--- What is required ---
Leave the pictures out. Return all other data exactly.

[[ Study material open ]]

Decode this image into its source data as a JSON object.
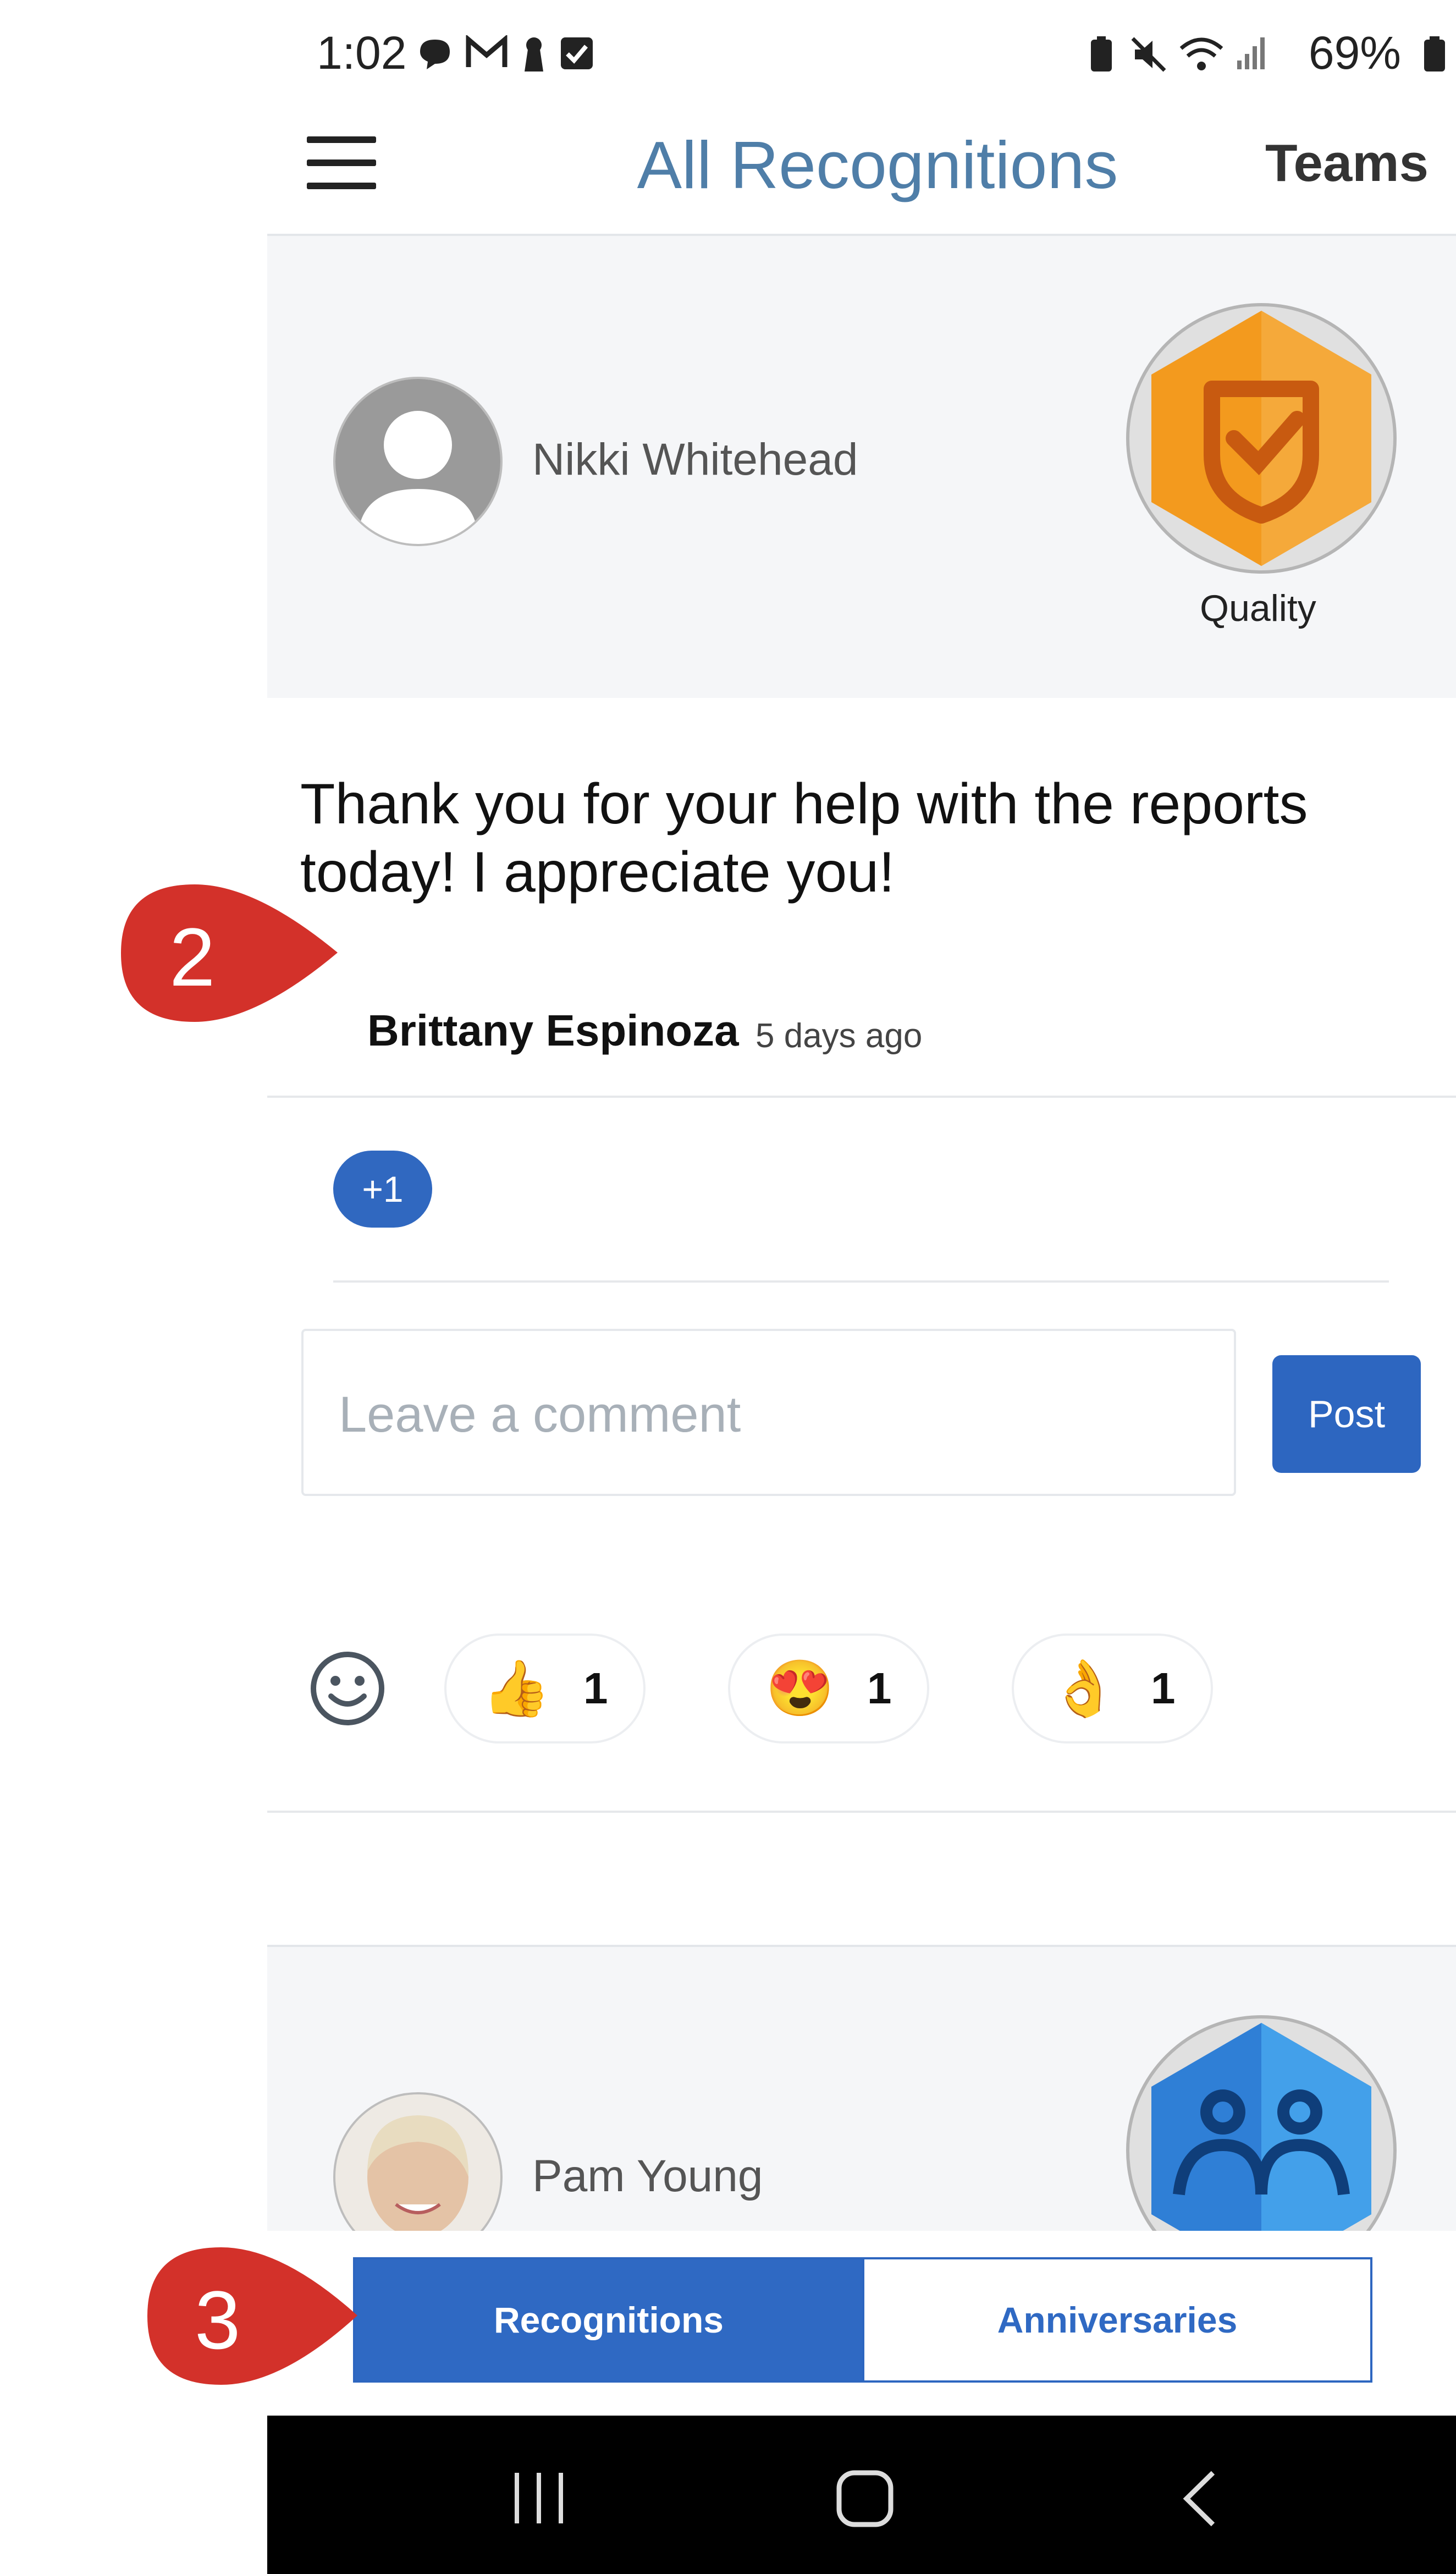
{
  "status_bar": {
    "time": "1:02",
    "battery": "69%"
  },
  "header": {
    "title": "All Recognitions",
    "teams_label": "Teams"
  },
  "recognitions": [
    {
      "recipient": "Nikki Whitehead",
      "badge_label": "Quality",
      "message": "Thank you for your help with the reports today! I appreciate you!",
      "author": "Brittany Espinoza",
      "time_ago": "5 days ago",
      "plus_label": "+1",
      "comment_placeholder": "Leave a comment",
      "post_label": "Post",
      "reactions": [
        {
          "icon": "thumbs-up",
          "emoji": "👍",
          "count": "1"
        },
        {
          "icon": "heart-eyes",
          "emoji": "😍",
          "count": "1"
        },
        {
          "icon": "ok-hand",
          "emoji": "👌",
          "count": "1"
        }
      ]
    },
    {
      "recipient": "Pam Young"
    }
  ],
  "tabs": {
    "active": "Recognitions",
    "inactive": "Anniversaries"
  },
  "callouts": {
    "first": "2",
    "second": "3"
  },
  "colors": {
    "accent": "#2f69c3",
    "title": "#4f7ea8",
    "callout": "#d3312a",
    "badge_orange": "#f39a1e",
    "badge_blue": "#2f7fd6"
  }
}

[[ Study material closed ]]

--- Reply to the exercise ---
Decode this image into its source data as a JSON object.
{
  "status_bar": {
    "time": "1:02",
    "battery": "69%"
  },
  "header": {
    "title": "All Recognitions",
    "teams_label": "Teams"
  },
  "recognitions": [
    {
      "recipient": "Nikki Whitehead",
      "badge_label": "Quality",
      "message": "Thank you for your help with the reports today! I appreciate you!",
      "author": "Brittany Espinoza",
      "time_ago": "5 days ago",
      "plus_label": "+1",
      "comment_placeholder": "Leave a comment",
      "post_label": "Post",
      "reactions": [
        {
          "icon": "thumbs-up",
          "emoji": "👍",
          "count": "1"
        },
        {
          "icon": "heart-eyes",
          "emoji": "😍",
          "count": "1"
        },
        {
          "icon": "ok-hand",
          "emoji": "👌",
          "count": "1"
        }
      ]
    },
    {
      "recipient": "Pam Young"
    }
  ],
  "tabs": {
    "active": "Recognitions",
    "inactive": "Anniversaries"
  },
  "callouts": {
    "first": "2",
    "second": "3"
  },
  "colors": {
    "accent": "#2f69c3",
    "title": "#4f7ea8",
    "callout": "#d3312a",
    "badge_orange": "#f39a1e",
    "badge_blue": "#2f7fd6"
  }
}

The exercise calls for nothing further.